--- SUPPLIED MATERIAL ---

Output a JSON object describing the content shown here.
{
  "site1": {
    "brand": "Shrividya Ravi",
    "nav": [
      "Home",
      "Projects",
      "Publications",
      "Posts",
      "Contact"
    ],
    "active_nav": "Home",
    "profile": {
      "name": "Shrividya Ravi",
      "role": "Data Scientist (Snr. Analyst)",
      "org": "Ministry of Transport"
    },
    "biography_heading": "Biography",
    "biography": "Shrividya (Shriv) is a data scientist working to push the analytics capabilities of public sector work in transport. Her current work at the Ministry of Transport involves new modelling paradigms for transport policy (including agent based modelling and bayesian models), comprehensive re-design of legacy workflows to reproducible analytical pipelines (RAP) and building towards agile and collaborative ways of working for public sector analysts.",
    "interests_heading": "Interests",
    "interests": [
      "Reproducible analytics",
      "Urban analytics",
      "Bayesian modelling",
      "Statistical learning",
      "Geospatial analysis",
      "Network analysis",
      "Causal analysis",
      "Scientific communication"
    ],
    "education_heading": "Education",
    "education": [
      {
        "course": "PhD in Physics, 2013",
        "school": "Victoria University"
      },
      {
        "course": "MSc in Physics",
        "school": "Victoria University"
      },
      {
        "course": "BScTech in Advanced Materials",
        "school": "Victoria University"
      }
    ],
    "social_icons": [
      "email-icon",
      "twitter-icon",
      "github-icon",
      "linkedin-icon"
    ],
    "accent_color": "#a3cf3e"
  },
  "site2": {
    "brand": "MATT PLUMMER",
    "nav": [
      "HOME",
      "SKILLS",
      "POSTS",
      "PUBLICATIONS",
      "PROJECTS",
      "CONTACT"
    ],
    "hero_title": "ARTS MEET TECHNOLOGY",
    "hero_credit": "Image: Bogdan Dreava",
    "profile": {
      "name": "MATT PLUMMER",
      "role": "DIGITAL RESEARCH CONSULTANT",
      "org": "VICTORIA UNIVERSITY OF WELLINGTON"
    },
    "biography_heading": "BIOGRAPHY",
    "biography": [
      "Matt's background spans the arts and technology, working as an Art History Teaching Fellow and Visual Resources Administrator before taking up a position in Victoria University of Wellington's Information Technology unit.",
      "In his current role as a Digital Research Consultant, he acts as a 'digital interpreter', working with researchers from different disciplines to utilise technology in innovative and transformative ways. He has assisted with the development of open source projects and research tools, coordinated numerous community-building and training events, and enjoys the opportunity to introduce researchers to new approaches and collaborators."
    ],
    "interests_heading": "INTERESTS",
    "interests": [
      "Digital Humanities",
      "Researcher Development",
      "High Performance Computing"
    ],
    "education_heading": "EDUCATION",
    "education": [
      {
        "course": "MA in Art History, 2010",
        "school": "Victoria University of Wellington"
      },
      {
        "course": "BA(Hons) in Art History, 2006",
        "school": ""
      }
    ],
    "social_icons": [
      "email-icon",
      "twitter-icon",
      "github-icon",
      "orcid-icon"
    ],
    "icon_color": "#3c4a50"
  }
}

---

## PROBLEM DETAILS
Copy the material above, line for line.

## RESPONSE
Output a JSON object describing the content shown here.
{
  "site1": {
    "brand": "Shrividya Ravi",
    "nav": [
      "Home",
      "Projects",
      "Publications",
      "Posts",
      "Contact"
    ],
    "active_nav": "Home",
    "profile": {
      "name": "Shrividya Ravi",
      "role": "Data Scientist (Snr. Analyst)",
      "org": "Ministry of Transport"
    },
    "biography_heading": "Biography",
    "biography": "Shrividya (Shriv) is a data scientist working to push the analytics capabilities of public sector work in transport. Her current work at the Ministry of Transport involves new modelling paradigms for transport policy (including agent based modelling and bayesian models), comprehensive re-design of legacy workflows to reproducible analytical pipelines (RAP) and building towards agile and collaborative ways of working for public sector analysts.",
    "interests_heading": "Interests",
    "interests": [
      "Reproducible analytics",
      "Urban analytics",
      "Bayesian modelling",
      "Statistical learning",
      "Geospatial analysis",
      "Network analysis",
      "Causal analysis",
      "Scientific communication"
    ],
    "education_heading": "Education",
    "education": [
      {
        "course": "PhD in Physics, 2013",
        "school": "Victoria University"
      },
      {
        "course": "MSc in Physics",
        "school": "Victoria University"
      },
      {
        "course": "BScTech in Advanced Materials",
        "school": "Victoria University"
      }
    ],
    "social_icons": [
      "email-icon",
      "twitter-icon",
      "github-icon",
      "linkedin-icon"
    ],
    "accent_color": "#a3cf3e"
  },
  "site2": {
    "brand": "MATT PLUMMER",
    "nav": [
      "HOME",
      "SKILLS",
      "POSTS",
      "PUBLICATIONS",
      "PROJECTS",
      "CONTACT"
    ],
    "hero_title": "ARTS MEET TECHNOLOGY",
    "hero_credit": "Image: Bogdan Dreava",
    "profile": {
      "name": "MATT PLUMMER",
      "role": "DIGITAL RESEARCH CONSULTANT",
      "org": "VICTORIA UNIVERSITY OF WELLINGTON"
    },
    "biography_heading": "BIOGRAPHY",
    "biography": [
      "Matt's background spans the arts and technology, working as an Art History Teaching Fellow and Visual Resources Administrator before taking up a position in Victoria University of Wellington's Information Technology unit.",
      "In his current role as a Digital Research Consultant, he acts as a 'digital interpreter', working with researchers from different disciplines to utilise technology in innovative and transformative ways. He has assisted with the development of open source projects and research tools, coordinated numerous community-building and training events, and enjoys the opportunity to introduce researchers to new approaches and collaborators."
    ],
    "interests_heading": "INTERESTS",
    "interests": [
      "Digital Humanities",
      "Researcher Development",
      "High Performance Computing"
    ],
    "education_heading": "EDUCATION",
    "education": [
      {
        "course": "MA in Art History, 2010",
        "school": "Victoria University of Wellington"
      },
      {
        "course": "BA(Hons) in Art History, 2006",
        "school": ""
      }
    ],
    "social_icons": [
      "email-icon",
      "twitter-icon",
      "github-icon",
      "orcid-icon"
    ],
    "icon_color": "#3c4a50"
  }
}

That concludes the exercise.